Entries shown -
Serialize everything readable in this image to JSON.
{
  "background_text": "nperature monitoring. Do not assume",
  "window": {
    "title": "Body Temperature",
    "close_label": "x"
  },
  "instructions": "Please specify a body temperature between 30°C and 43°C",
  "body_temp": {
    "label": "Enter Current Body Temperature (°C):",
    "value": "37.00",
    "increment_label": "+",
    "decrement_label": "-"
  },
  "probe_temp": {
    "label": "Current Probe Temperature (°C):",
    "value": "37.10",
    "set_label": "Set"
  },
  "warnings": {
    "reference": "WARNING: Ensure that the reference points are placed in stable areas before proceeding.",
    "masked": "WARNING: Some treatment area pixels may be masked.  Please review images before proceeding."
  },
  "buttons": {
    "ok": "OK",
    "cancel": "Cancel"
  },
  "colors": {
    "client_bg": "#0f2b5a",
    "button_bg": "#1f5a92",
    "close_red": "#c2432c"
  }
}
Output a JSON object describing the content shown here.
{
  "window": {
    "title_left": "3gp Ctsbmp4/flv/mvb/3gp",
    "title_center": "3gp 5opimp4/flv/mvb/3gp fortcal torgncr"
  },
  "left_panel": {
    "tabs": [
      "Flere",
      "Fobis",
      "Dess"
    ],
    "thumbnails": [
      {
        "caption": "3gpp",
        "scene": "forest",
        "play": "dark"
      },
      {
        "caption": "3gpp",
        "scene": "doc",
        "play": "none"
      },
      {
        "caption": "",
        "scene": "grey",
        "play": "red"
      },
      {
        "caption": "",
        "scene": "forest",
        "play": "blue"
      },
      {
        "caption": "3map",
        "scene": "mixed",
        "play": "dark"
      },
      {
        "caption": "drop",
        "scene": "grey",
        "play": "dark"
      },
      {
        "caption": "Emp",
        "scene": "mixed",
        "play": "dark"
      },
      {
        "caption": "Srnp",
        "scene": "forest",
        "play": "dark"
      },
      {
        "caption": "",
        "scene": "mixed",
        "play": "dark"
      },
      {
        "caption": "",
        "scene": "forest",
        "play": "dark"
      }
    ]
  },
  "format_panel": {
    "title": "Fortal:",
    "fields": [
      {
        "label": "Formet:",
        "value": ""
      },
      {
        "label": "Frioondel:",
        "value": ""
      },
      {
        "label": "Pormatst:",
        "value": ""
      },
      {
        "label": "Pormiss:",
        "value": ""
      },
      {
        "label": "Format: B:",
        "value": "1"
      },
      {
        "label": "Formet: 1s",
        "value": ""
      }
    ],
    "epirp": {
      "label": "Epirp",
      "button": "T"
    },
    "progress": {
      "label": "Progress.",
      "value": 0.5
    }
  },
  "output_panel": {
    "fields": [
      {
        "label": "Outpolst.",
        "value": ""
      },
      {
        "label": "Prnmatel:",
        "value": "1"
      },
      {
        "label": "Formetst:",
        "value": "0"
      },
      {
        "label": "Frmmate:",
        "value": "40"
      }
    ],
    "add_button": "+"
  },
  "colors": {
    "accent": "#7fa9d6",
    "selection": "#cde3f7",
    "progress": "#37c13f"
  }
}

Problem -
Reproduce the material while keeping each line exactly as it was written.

Answer to the problem -
Serialize everything readable in this image to JSON.
{
  "background_text": "nperature monitoring. Do not assume",
  "window": {
    "title": "Body Temperature",
    "close_label": "x"
  },
  "instructions": "Please specify a body temperature between 30°C and 43°C",
  "body_temp": {
    "label": "Enter Current Body Temperature (°C):",
    "value": "37.00",
    "increment_label": "+",
    "decrement_label": "-"
  },
  "probe_temp": {
    "label": "Current Probe Temperature (°C):",
    "value": "37.10",
    "set_label": "Set"
  },
  "warnings": {
    "reference": "WARNING: Ensure that the reference points are placed in stable areas before proceeding.",
    "masked": "WARNING: Some treatment area pixels may be masked.  Please review images before proceeding."
  },
  "buttons": {
    "ok": "OK",
    "cancel": "Cancel"
  },
  "colors": {
    "client_bg": "#0f2b5a",
    "button_bg": "#1f5a92",
    "close_red": "#c2432c"
  }
}
Output a JSON object describing the content shown here.
{
  "window": {
    "title_left": "3gp Ctsbmp4/flv/mvb/3gp",
    "title_center": "3gp 5opimp4/flv/mvb/3gp fortcal torgncr"
  },
  "left_panel": {
    "tabs": [
      "Flere",
      "Fobis",
      "Dess"
    ],
    "thumbnails": [
      {
        "caption": "3gpp",
        "scene": "forest",
        "play": "dark"
      },
      {
        "caption": "3gpp",
        "scene": "doc",
        "play": "none"
      },
      {
        "caption": "",
        "scene": "grey",
        "play": "red"
      },
      {
        "caption": "",
        "scene": "forest",
        "play": "blue"
      },
      {
        "caption": "3map",
        "scene": "mixed",
        "play": "dark"
      },
      {
        "caption": "drop",
        "scene": "grey",
        "play": "dark"
      },
      {
        "caption": "Emp",
        "scene": "mixed",
        "play": "dark"
      },
      {
        "caption": "Srnp",
        "scene": "forest",
        "play": "dark"
      },
      {
        "caption": "",
        "scene": "mixed",
        "play": "dark"
      },
      {
        "caption": "",
        "scene": "forest",
        "play": "dark"
      }
    ]
  },
  "format_panel": {
    "title": "Fortal:",
    "fields": [
      {
        "label": "Formet:",
        "value": ""
      },
      {
        "label": "Frioondel:",
        "value": ""
      },
      {
        "label": "Pormatst:",
        "value": ""
      },
      {
        "label": "Pormiss:",
        "value": ""
      },
      {
        "label": "Format: B:",
        "value": "1"
      },
      {
        "label": "Formet: 1s",
        "value": ""
      }
    ],
    "epirp": {
      "label": "Epirp",
      "button": "T"
    },
    "progress": {
      "label": "Progress.",
      "value": 0.5
    }
  },
  "output_panel": {
    "fields": [
      {
        "label": "Outpolst.",
        "value": ""
      },
      {
        "label": "Prnmatel:",
        "value": "1"
      },
      {
        "label": "Formetst:",
        "value": "0"
      },
      {
        "label": "Frmmate:",
        "value": "40"
      }
    ],
    "add_button": "+"
  },
  "colors": {
    "accent": "#7fa9d6",
    "selection": "#cde3f7",
    "progress": "#37c13f"
  }
}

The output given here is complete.